We’ve collected data from all over the world and we’d love to share it with others that might be able to use it.
Browse our list of available datasets below, and click the “Request a Dataset” button to request a dataset.
This global dataset represents one of the largest surveys of microscopic plastic fragments polluting marine and freshwater systems. From 2013 – 2017, volunteers collected one liter water samples from around the world, which were then analyzed for microplastic materials. The dataset consists of locations and counts of different fibrous materials and their colors.
This was a regional offshoot of the Worldwide Microplastics Project focused in southwest Montana. In each year of the Gallatin Microplastics Initiative, 60+ volunteers returned four times to their assigned sites on the main Gallatin river and its tributaries, gathering an in-depth picture of plastic pollution from 70 sites across the watershed.

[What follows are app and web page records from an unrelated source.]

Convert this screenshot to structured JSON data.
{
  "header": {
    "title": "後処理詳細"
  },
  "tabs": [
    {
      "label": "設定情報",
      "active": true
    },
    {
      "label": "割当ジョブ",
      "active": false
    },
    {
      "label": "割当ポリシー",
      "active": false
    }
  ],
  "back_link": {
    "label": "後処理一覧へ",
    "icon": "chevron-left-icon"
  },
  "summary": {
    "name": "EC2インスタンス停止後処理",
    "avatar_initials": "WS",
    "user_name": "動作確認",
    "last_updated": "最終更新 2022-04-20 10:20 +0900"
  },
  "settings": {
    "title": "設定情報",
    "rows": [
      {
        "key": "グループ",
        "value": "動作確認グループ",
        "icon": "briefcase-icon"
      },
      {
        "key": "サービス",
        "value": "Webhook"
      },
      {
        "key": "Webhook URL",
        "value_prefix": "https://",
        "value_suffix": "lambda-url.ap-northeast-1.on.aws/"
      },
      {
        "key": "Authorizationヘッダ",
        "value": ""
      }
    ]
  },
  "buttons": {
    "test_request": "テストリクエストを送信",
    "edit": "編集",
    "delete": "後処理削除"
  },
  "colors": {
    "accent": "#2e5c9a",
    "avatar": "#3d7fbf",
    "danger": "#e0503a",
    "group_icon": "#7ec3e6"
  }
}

Pollinator species diversity is a key indicator of ecosystem response to climate change, but much of the data comes from easy-to-access areas. This project created a large-scale backcountry dataset that identifies butterfly abundance, diversity, and distribution as well as host plant phases across remote portions of their ranges. Volunteer hikers navigated to specific remote areas of study and uploaded photos of the butterflies and host plants that they observed.
Global Wildlife Connectivity
Where roadways intersect wildlife pathways, collisions can kill humans and animals. To document the extent of this problem, volunteer hikers, bikers, and others surveyed roadways around the globe from 2013 – 2021. Their observations included any and all deceased wildlife spotted along the roadways. These data include species, photos, locations, speed limits, transportation methods, and more.
Montana Wildlife Connectivity
A more focused version of the global study, volunteers cycled primary highways in Montana and recorded all wildlife (both living and deceased). Volunteers cycled 50-mile road segments during six, two week periods throughout 2019 and 2020. This dataset includes small animals such as amphibians and birds, up to large ungulates and carnivores, as well as information about road infrastructure, fencing, and more.
Wild and Scenic Rivers
The Wild and Scenic Rivers project is a collaboration with the USFS, BLM, NPS, as well as 40 other state agencies. They have requested these data to better understand the water quality status and conditions on rivers in the National Wild and Scenic Rivers network. Data are available in both a field survey dataset as well as multiple formatted versions on the EPA’s Water Quality Portal (WQP). View metadata with the button to the right. Request access to the dataset with the button below to get access to all versions.